Surely one of the most wonderful dishes in China must be Beggar’s Chicken. There are various theories about its origin, but most stories I’ve heard revolve around a starving peasant who stole a whole chicken and then buried it. He later returned to retrieve the bird, only to find it encased in mud. When he put it in the fire to cook, the mud hardened into a clay-like shell, locking in the flavor and aroma, and the rest is history.
Today, beggar’s chicken is prepared by marinating and then stuffing a chicken, before wrapping it in lotus leaves and covering it in mud. The chicken is then roasted in an oven for many hours. Because of the complex and lengthy preparation, most restaurants require customers to order this dish a day in advance. From my experience, it is more than worth planning ahead.

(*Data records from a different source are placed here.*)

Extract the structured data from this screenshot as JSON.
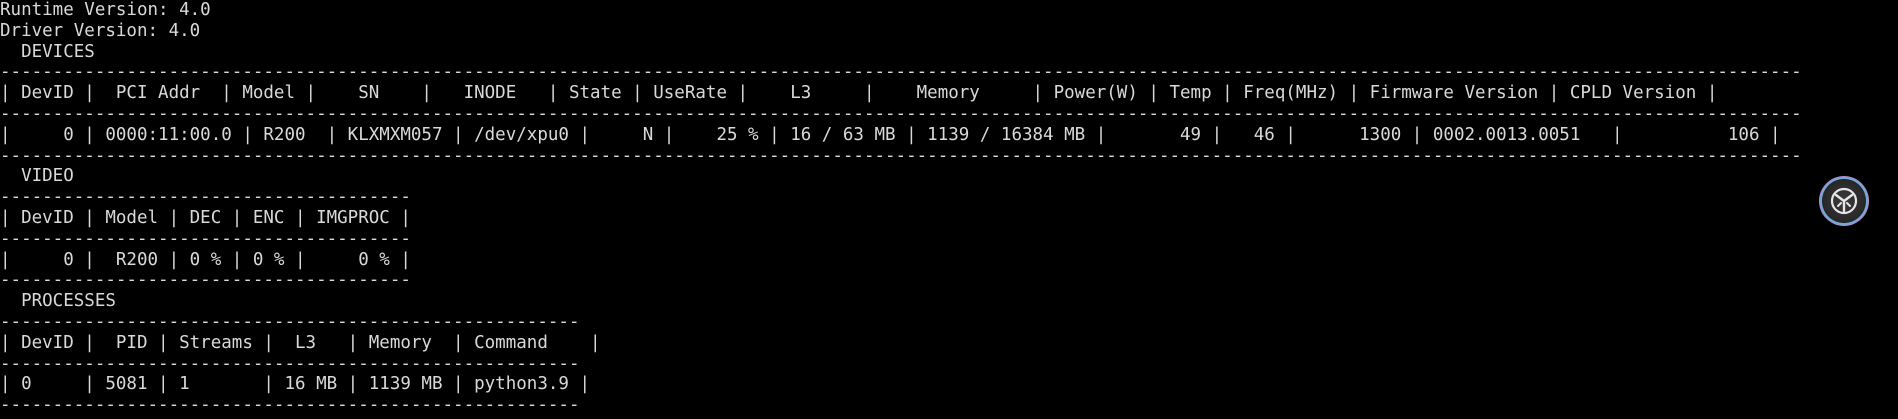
{
  "header": {
    "runtime": "Runtime Version: 4.0",
    "driver": "Driver Version: 4.0"
  },
  "devices": {
    "title": "  DEVICES",
    "separator": "---------------------------------------------------------------------------------------------------------------------------------------------------------------------------",
    "header_row": "| DevID |  PCI Addr  | Model |    SN    |   INODE   | State | UseRate |    L3     |    Memory     | Power(W) | Temp | Freq(MHz) | Firmware Version | CPLD Version |",
    "row": "|     0 | 0000:11:00.0 | R200  | KLXMXM057 | /dev/xpu0 |     N |    25 % | 16 / 63 MB | 1139 / 16384 MB |       49 |   46 |      1300 | 0002.0013.0051   |          106 |"
  },
  "video": {
    "title": "  VIDEO",
    "separator": "---------------------------------------",
    "header_row": "| DevID | Model | DEC | ENC | IMGPROC |",
    "row": "|     0 |  R200 | 0 % | 0 % |     0 % |"
  },
  "processes": {
    "title": "  PROCESSES",
    "separator": "-------------------------------------------------------",
    "header_row": "| DevID |  PID | Streams |  L3   | Memory  | Command    |",
    "row": "| 0     | 5081 | 1       | 16 MB | 1139 MB | python3.9 |"
  },
  "badge": {
    "icon": "assistant-logo-icon",
    "ring_colors": [
      "#6fa9d8",
      "#b389c9"
    ]
  }
}
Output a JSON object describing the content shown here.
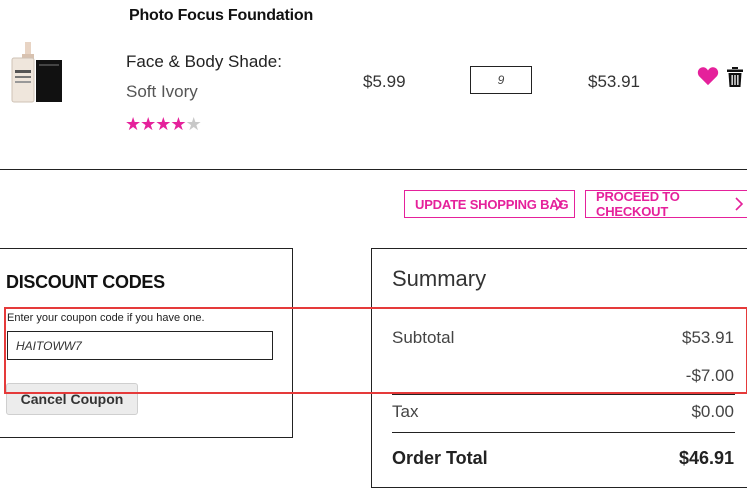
{
  "product": {
    "name": "Photo Focus Foundation",
    "title_line1": "Face & Body Shade:",
    "title_line2": "Soft Ivory",
    "rating": 4,
    "rating_max": 5,
    "price": "$5.99",
    "quantity": "9",
    "line_total": "$53.91"
  },
  "actions": {
    "update_bag": "UPDATE SHOPPING BAG",
    "checkout": "PROCEED TO CHECKOUT"
  },
  "discount": {
    "title": "DISCOUNT CODES",
    "label": "Enter your coupon code if you have one.",
    "code": "HAITOWW7",
    "cancel_label": "Cancel Coupon"
  },
  "summary": {
    "title": "Summary",
    "subtotal_label": "Subtotal",
    "subtotal_value": "$53.91",
    "discount_value": "-$7.00",
    "tax_label": "Tax",
    "tax_value": "$0.00",
    "order_total_label": "Order Total",
    "order_total_value": "$46.91"
  },
  "colors": {
    "accent": "#e5219b",
    "highlight": "#e53a3a"
  }
}
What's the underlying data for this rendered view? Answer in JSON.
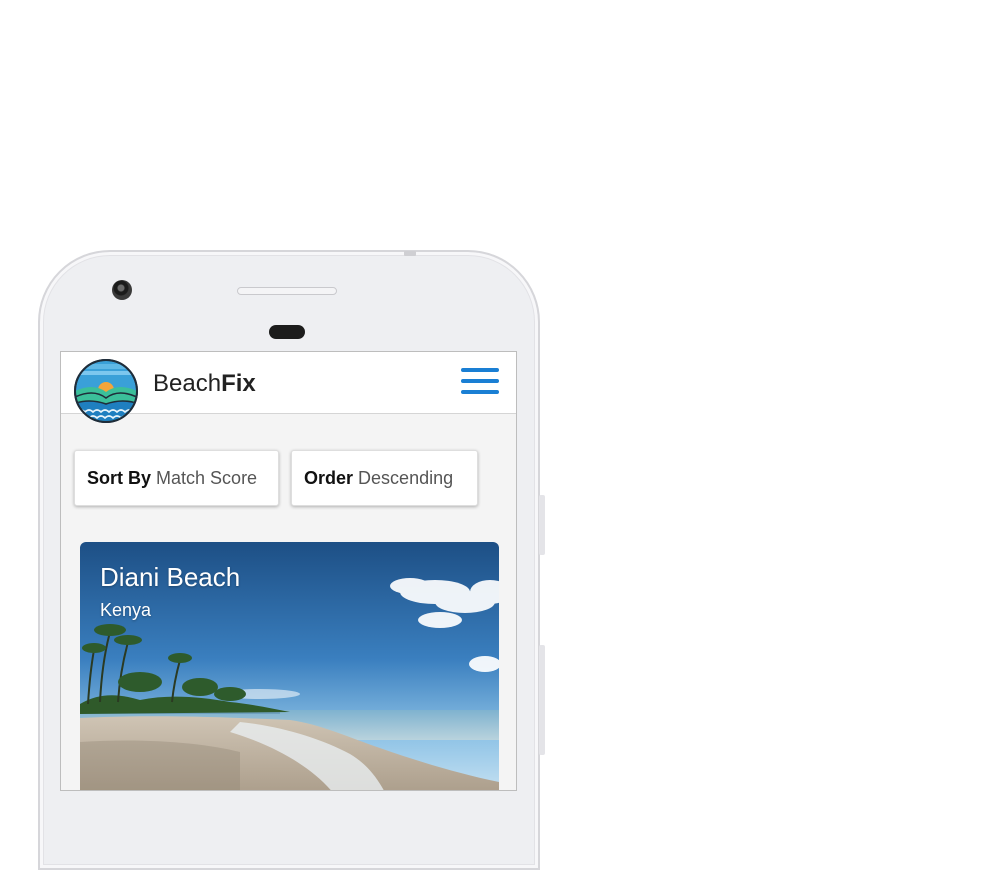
{
  "app": {
    "brand_regular": "Beach",
    "brand_bold": "Fix",
    "logo_icon": "beach-sunset-logo",
    "menu_icon": "hamburger-menu-icon",
    "accent_color": "#1a7fd4"
  },
  "controls": {
    "sort_key": "Sort By",
    "sort_value": "Match Score",
    "order_key": "Order",
    "order_value": "Descending"
  },
  "results": [
    {
      "name": "Diani Beach",
      "country": "Kenya"
    }
  ]
}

When we tried Beggar’s Chicken, it was wheeled out to our table by the chef, who then picked up a mallet and hit the outer casing to reveal the most aromatic, delicious chicken I have ever tasted. The succulent meat fell off the bone and harbored a mix of flavors, whose intensity is difficult to describe. But while the taste of this dish is unique, it is the aroma that lingers in one’s mind.
Read about other eating experiences here: http://wanderlustandlipstick.com/blogs/wanderfood/